_TASK INPUT_:
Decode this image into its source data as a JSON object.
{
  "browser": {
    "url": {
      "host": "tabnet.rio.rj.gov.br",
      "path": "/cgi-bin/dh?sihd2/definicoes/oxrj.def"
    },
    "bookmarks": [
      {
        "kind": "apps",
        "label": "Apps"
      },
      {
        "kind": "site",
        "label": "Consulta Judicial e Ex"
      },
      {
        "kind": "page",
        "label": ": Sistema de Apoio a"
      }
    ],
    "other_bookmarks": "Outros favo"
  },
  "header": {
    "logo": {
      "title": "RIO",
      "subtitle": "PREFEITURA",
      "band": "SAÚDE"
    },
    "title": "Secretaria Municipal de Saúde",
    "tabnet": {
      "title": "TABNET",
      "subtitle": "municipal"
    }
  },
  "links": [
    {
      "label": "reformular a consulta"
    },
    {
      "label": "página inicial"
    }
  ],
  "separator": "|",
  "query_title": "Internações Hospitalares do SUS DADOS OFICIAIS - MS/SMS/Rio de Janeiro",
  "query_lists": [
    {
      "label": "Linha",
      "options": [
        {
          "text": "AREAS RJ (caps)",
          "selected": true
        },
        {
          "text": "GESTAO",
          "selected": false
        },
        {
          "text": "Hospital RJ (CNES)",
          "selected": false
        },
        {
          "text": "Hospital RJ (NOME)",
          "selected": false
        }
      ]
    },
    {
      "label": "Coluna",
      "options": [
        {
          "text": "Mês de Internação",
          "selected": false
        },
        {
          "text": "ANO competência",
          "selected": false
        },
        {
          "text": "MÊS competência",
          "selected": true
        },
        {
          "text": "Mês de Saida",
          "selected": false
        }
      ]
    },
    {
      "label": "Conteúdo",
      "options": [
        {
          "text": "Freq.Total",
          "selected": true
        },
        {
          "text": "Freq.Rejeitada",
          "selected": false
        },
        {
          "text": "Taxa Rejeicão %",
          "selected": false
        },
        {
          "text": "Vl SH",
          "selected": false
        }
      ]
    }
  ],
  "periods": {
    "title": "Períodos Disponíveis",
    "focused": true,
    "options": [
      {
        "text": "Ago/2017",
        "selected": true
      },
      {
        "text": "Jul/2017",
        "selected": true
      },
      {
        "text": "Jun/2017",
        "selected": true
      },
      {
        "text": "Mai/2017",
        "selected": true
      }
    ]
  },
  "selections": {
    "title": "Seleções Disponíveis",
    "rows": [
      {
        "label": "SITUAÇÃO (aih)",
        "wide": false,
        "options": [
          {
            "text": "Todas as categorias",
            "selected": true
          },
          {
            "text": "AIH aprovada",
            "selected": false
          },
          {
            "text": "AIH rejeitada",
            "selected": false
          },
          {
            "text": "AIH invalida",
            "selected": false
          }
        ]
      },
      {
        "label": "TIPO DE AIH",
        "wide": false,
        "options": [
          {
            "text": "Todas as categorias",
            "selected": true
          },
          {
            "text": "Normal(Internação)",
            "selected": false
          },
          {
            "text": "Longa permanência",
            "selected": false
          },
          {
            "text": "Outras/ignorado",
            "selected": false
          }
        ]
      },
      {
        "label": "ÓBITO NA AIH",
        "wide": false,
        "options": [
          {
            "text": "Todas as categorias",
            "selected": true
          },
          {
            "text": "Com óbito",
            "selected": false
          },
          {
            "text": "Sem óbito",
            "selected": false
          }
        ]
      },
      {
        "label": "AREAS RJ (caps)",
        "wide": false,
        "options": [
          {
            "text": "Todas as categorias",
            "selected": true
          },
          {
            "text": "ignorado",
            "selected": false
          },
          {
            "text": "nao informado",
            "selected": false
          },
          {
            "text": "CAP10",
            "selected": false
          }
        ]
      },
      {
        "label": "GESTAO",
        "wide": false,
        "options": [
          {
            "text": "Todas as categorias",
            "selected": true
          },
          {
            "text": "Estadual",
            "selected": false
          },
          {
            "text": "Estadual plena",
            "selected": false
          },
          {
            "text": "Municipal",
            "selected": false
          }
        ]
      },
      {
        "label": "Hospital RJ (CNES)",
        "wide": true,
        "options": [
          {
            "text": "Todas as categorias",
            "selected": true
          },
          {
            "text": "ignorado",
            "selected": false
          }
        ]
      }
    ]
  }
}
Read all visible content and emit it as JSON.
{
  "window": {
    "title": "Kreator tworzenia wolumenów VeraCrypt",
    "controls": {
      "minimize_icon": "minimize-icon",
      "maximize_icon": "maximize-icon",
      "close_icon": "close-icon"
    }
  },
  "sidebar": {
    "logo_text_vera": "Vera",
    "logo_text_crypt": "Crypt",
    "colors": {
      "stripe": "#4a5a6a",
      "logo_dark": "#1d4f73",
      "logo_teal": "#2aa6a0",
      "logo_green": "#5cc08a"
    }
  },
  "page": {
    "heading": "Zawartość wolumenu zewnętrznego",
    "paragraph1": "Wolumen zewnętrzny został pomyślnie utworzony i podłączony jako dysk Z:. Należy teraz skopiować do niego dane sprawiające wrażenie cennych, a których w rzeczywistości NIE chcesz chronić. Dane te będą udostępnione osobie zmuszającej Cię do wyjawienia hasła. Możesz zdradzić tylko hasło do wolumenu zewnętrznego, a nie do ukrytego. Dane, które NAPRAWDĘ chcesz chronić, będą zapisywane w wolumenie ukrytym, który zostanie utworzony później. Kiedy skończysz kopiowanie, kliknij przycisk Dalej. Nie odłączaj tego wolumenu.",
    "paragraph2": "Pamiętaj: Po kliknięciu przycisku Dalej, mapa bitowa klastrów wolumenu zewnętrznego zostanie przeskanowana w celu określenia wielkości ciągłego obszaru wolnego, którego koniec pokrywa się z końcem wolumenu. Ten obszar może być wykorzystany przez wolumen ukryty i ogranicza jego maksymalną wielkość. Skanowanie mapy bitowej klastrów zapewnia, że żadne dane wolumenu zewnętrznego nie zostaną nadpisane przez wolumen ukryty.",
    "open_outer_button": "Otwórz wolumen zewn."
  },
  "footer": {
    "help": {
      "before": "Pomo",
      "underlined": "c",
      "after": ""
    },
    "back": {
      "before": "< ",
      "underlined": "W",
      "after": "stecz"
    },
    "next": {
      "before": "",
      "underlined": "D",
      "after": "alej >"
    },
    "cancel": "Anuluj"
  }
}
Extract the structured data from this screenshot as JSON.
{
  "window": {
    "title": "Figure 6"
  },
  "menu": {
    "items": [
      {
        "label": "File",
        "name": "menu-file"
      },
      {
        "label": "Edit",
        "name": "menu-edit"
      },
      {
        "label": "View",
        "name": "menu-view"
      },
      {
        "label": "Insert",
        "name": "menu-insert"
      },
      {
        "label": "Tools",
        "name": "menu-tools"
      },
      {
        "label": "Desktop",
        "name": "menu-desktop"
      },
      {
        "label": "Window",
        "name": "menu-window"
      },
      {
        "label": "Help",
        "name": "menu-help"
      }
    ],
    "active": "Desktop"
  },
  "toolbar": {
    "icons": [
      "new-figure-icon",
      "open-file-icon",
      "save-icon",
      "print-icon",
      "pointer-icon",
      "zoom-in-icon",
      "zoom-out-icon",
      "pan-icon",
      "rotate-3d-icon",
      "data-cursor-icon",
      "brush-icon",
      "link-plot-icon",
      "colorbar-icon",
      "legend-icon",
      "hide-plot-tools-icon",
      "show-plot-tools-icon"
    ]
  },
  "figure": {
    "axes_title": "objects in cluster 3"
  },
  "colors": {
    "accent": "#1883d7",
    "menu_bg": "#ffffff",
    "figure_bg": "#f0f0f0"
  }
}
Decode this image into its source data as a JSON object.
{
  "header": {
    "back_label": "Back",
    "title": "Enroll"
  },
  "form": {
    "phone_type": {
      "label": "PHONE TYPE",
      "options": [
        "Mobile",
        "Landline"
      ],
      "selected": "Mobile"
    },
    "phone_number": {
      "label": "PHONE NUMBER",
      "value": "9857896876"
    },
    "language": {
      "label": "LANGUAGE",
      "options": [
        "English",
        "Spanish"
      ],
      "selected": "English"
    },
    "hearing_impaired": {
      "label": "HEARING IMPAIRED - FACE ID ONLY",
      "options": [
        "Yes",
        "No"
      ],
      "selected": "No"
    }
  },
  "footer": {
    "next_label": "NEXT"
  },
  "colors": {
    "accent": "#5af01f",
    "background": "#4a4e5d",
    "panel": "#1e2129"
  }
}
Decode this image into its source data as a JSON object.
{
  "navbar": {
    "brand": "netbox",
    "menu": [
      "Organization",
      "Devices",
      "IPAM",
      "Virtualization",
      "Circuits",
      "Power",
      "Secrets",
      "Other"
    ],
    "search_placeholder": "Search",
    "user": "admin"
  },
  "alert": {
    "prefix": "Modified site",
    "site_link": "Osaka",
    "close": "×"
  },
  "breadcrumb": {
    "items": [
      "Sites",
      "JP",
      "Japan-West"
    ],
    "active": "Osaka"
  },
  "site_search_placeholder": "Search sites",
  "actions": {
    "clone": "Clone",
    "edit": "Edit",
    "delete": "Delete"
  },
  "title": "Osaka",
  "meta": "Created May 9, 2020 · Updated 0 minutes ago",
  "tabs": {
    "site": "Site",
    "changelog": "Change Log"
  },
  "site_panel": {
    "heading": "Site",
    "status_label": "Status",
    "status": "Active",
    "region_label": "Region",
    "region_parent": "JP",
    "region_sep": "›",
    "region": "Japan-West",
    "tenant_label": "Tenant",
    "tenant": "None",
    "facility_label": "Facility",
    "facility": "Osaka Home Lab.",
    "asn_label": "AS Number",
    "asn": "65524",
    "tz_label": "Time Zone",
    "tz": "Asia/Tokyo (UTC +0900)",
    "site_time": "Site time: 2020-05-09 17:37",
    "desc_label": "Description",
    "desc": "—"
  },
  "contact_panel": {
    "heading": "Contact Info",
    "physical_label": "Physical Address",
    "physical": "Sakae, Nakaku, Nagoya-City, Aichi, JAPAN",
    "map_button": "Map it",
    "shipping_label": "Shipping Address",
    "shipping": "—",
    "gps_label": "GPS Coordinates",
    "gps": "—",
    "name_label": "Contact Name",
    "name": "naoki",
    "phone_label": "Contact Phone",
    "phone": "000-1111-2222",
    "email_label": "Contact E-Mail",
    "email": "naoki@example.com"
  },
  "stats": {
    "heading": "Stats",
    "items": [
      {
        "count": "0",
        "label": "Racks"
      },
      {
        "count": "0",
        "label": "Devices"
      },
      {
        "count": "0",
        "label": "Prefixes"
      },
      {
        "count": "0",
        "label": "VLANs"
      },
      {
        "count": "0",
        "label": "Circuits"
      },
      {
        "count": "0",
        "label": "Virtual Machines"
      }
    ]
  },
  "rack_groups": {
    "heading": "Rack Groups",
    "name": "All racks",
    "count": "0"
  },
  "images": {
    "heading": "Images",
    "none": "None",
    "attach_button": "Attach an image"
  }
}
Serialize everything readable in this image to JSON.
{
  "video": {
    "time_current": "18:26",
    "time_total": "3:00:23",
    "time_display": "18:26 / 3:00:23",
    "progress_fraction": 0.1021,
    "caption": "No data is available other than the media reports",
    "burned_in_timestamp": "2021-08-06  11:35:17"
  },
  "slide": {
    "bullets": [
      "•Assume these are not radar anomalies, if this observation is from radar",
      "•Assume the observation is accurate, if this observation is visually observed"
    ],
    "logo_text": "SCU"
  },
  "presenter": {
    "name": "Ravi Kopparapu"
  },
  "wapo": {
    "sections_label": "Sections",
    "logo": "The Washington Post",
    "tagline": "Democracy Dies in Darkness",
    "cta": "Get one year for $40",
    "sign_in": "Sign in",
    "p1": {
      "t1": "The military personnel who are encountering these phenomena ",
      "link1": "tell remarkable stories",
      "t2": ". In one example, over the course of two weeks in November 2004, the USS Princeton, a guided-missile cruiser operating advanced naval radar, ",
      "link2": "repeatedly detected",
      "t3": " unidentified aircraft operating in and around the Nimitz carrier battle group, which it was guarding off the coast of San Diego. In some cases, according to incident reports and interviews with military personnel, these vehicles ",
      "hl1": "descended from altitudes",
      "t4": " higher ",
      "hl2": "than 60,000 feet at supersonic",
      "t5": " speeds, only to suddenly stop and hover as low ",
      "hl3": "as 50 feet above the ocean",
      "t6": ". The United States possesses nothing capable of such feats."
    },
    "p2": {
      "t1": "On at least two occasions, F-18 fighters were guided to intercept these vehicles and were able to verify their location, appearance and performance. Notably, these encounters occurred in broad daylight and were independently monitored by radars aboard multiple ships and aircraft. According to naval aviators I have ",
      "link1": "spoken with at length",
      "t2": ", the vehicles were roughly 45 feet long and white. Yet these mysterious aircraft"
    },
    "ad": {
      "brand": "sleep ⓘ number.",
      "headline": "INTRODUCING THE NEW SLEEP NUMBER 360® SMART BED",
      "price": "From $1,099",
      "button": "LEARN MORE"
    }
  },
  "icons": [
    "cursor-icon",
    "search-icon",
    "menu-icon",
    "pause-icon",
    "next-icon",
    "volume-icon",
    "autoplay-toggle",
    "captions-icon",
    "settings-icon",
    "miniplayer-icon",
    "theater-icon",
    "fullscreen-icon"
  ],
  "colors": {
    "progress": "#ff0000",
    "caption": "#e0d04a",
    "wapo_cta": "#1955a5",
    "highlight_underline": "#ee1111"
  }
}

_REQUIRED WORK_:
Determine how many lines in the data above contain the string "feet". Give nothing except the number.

_ANSWER SECTION_:
3